In Canada, in 2018, 63.1% of adults were classified as either overweight or obese, putting themselves at increased risk to their health. Obesity is associated with several chronic diseases such as type 2 diabetes, cardiovascular disease, high blood pressure and certain types of cancer (2). Many try to lose weight in multiple ways, such as with intermittent fasting. This article discusses what intermittent fasting is and the possible side effects. What is intermittent fasting? As the name suggests, this way of eating is usually to eat within a narrow window of time each day and fast the rest of the time. Then, it restricts when you eat, how much you eat, and sometimes both. Of course, by restricting the hours you eat, fewer calories are consumed and you can lose weight. Usually, calories are not counted and there are no restrictions on food choice. Methods: - Classic method (variable fasting time): Popular: 8/16 (16 hour fast, approximately 8 hour meal period); - Fasting of 1 day or more (0 to <500 kcal per day). Possible positive effects Weight loss via energy restriction (not more than other calorie restricted diets) (3); For some people, it may be beneficial not to eat until about 3 hours before sleep to decrease the risk of gastric reflux (fasting about 11 hours). Possible negative side effects Undernutrition and malnutrition: People who adopt intermittent fasting do not necessarily eat well. (note: we can lose weight by eating only cake and that does not mean that our weight loss is done in a healthy way); Depending on the length of the fast: increased headache, drowsiness, bad mood and constipation (5); Increased risk of eating disorders; Unbalance in the level of certain electrolytes (potassium and sodium) for those taking medication for the heart or blood pressure; Possible decrease in certain sports performances; Deprivation of small pleasures in life (meals with family and friends); Effect of the last meal: gorging on food since fasting time arrives; Diabetes: increased risk of suffering from hypoglycaemia (medication to be adjusted). Conclusion The best way to eat is the one that we can keep for life, that satisfies us mentally and physically.

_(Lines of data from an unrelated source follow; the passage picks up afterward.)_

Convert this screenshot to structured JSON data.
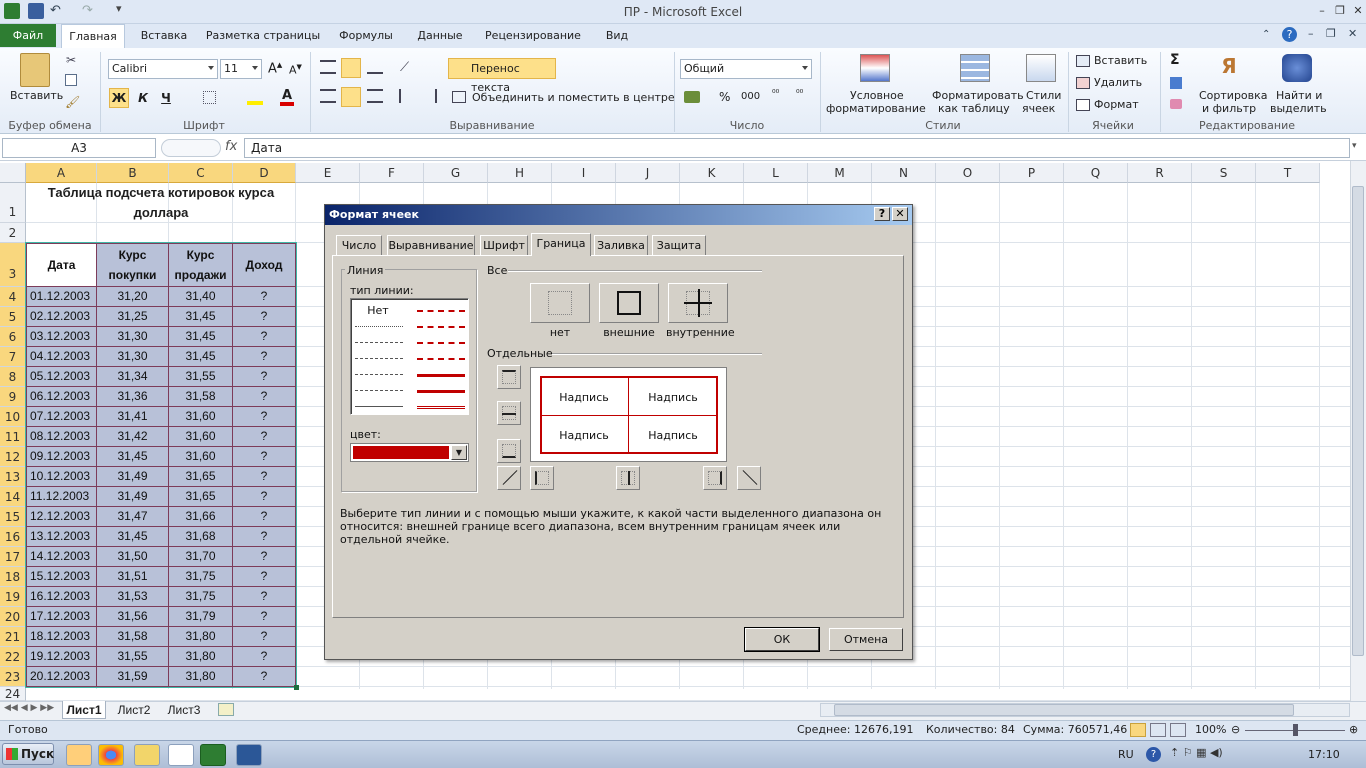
{
  "window": {
    "title": "ПР - Microsoft Excel"
  },
  "ribbon": {
    "file_tab": "Файл",
    "tabs": [
      "Главная",
      "Вставка",
      "Разметка страницы",
      "Формулы",
      "Данные",
      "Рецензирование",
      "Вид"
    ],
    "clipboard": {
      "paste": "Вставить",
      "group": "Буфер обмена"
    },
    "font": {
      "name": "Calibri",
      "size": "11",
      "bold": "Ж",
      "italic": "К",
      "underline": "Ч",
      "group": "Шрифт"
    },
    "alignment": {
      "wrap": "Перенос текста",
      "merge": "Объединить и поместить в центре",
      "group": "Выравнивание"
    },
    "number": {
      "format": "Общий",
      "group": "Число"
    },
    "styles": {
      "conditional_1": "Условное",
      "conditional_2": "форматирование",
      "as_table_1": "Форматировать",
      "as_table_2": "как таблицу",
      "cell_styles_1": "Стили",
      "cell_styles_2": "ячеек",
      "group": "Стили"
    },
    "cells": {
      "insert": "Вставить",
      "delete": "Удалить",
      "format": "Формат",
      "group": "Ячейки"
    },
    "editing": {
      "sort_1": "Сортировка",
      "sort_2": "и фильтр",
      "find_1": "Найти и",
      "find_2": "выделить",
      "group": "Редактирование"
    }
  },
  "formula_bar": {
    "name_box": "A3",
    "fx": "fx",
    "value": "Дата"
  },
  "columns": [
    "A",
    "B",
    "C",
    "D",
    "E",
    "F",
    "G",
    "H",
    "I",
    "J",
    "K",
    "L",
    "M",
    "N",
    "O",
    "P",
    "Q",
    "R",
    "S",
    "T"
  ],
  "sheet": {
    "title_line1": "Таблица подсчета котировок курса",
    "title_line2": "доллара",
    "headers": {
      "date": "Дата",
      "buy_1": "Курс",
      "buy_2": "покупки",
      "sell_1": "Курс",
      "sell_2": "продажи",
      "income": "Доход"
    },
    "rows": [
      [
        "01.12.2003",
        "31,20",
        "31,40",
        "?"
      ],
      [
        "02.12.2003",
        "31,25",
        "31,45",
        "?"
      ],
      [
        "03.12.2003",
        "31,30",
        "31,45",
        "?"
      ],
      [
        "04.12.2003",
        "31,30",
        "31,45",
        "?"
      ],
      [
        "05.12.2003",
        "31,34",
        "31,55",
        "?"
      ],
      [
        "06.12.2003",
        "31,36",
        "31,58",
        "?"
      ],
      [
        "07.12.2003",
        "31,41",
        "31,60",
        "?"
      ],
      [
        "08.12.2003",
        "31,42",
        "31,60",
        "?"
      ],
      [
        "09.12.2003",
        "31,45",
        "31,60",
        "?"
      ],
      [
        "10.12.2003",
        "31,49",
        "31,65",
        "?"
      ],
      [
        "11.12.2003",
        "31,49",
        "31,65",
        "?"
      ],
      [
        "12.12.2003",
        "31,47",
        "31,66",
        "?"
      ],
      [
        "13.12.2003",
        "31,45",
        "31,68",
        "?"
      ],
      [
        "14.12.2003",
        "31,50",
        "31,70",
        "?"
      ],
      [
        "15.12.2003",
        "31,51",
        "31,75",
        "?"
      ],
      [
        "16.12.2003",
        "31,53",
        "31,75",
        "?"
      ],
      [
        "17.12.2003",
        "31,56",
        "31,79",
        "?"
      ],
      [
        "18.12.2003",
        "31,58",
        "31,80",
        "?"
      ],
      [
        "19.12.2003",
        "31,55",
        "31,80",
        "?"
      ],
      [
        "20.12.2003",
        "31,59",
        "31,80",
        "?"
      ]
    ]
  },
  "sheet_tabs": [
    "Лист1",
    "Лист2",
    "Лист3"
  ],
  "status": {
    "ready": "Готово",
    "average": "Среднее: 12676,191",
    "count": "Количество: 84",
    "sum": "Сумма: 760571,46",
    "zoom": "100%"
  },
  "taskbar": {
    "start": "Пуск",
    "lang": "RU",
    "time": "17:10"
  },
  "dialog": {
    "title": "Формат ячеек",
    "help": "?",
    "close": "✕",
    "tabs": [
      "Число",
      "Выравнивание",
      "Шрифт",
      "Граница",
      "Заливка",
      "Защита"
    ],
    "active_tab": "Граница",
    "line_group": "Линия",
    "line_type_label": "тип линии:",
    "none_style": "Нет",
    "color_label": "цвет:",
    "line_color": "#c00000",
    "all_label": "Все",
    "presets": [
      "нет",
      "внешние",
      "внутренние"
    ],
    "individual_label": "Отдельные",
    "preview_texts": [
      "Надпись",
      "Надпись",
      "Надпись",
      "Надпись"
    ],
    "hint": "Выберите тип линии и с помощью мыши укажите, к какой части выделенного диапазона он относится: внешней границе всего диапазона, всем внутренним границам ячеек или отдельной ячейке.",
    "ok": "ОК",
    "cancel": "Отмена"
  },
  "colors": {
    "accent_green": "#2e7d32",
    "table_fill": "#b8c1d8",
    "table_border": "#7d3c5a",
    "border_red": "#c00000"
  }
}
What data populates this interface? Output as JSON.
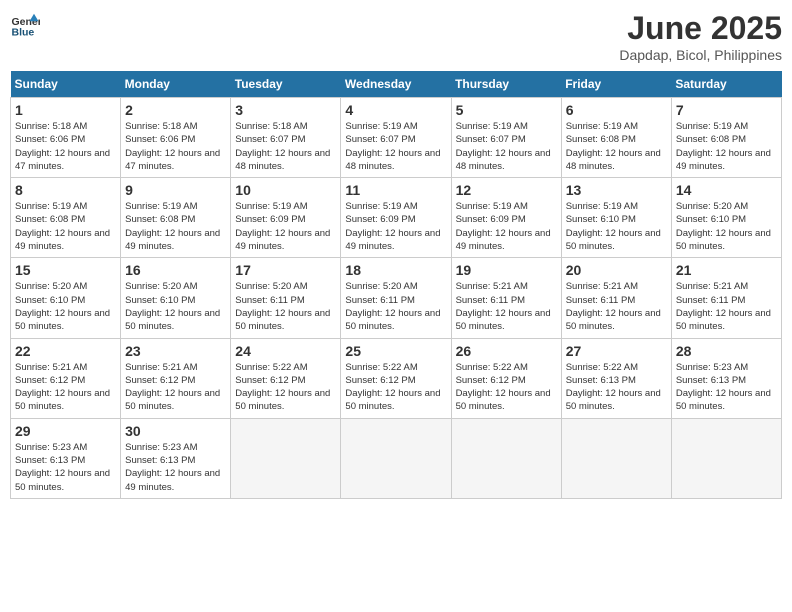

Intermittent fasting is not recommended and it is no better than other diets for weight loss. However, it may be beneficial for those who are in good general health, want to lose weight, and find it easier to fast for a while than another calorie-restricted diet. If a person wants to go on intermittent fasting, it is important to do so following Health Canada's guidelines for meeting our nutrient needs, that is, following the Health Canada healthy plate. (6) Karine Drouin Dt.P., Nutr. References Image retrouvée le 12 octobre 2021 en ligne au https://www.shutterstock.com/search/intermittent+fasting Statistiques Canada. (Juin 2019). Embonpoint et obésité chez les adultes, 2018. Retrouvé le 12 octobre 2021 en ligne au https://www150.statcan.gc.ca/n1/pub/82-625-x/2019001/article/00005-fra.htm Patterson RE et coll. Intermittent fasting and human metabolic health. J Acad Nutr Diet 2015;115(8):1203-1212. Doi.org/10.1016/jand.2016.02.018 Harvard Health Publishing. (Décembre 2020). 4 intermittent fasting side effects to watch out for. Retrouvé le 13 octobre 2021 en ligne au https://www.health.harvard.edu/staying-healthy/4-intermittent-fasting-side-effects-to-watch-out-for Harvard Health Publishing. (Avril 2020). Is intermittent fasting safe for older adults? Retrouvé le 1er octobre 2021 en ligne au https://www.health.harvard.edu/staying-healthy/is-intermittent-fasting-safe-for-older-adults Image retrouvée le 18 octobre 2021 en ligne au https://guide-alimentaire.canada.ca/fr/conseils-pour-alimentation-saine/utilisez-assiette-du-guide-alimentaire-canadien-pour-preparer/

What You Should Know About Intermittent Fasting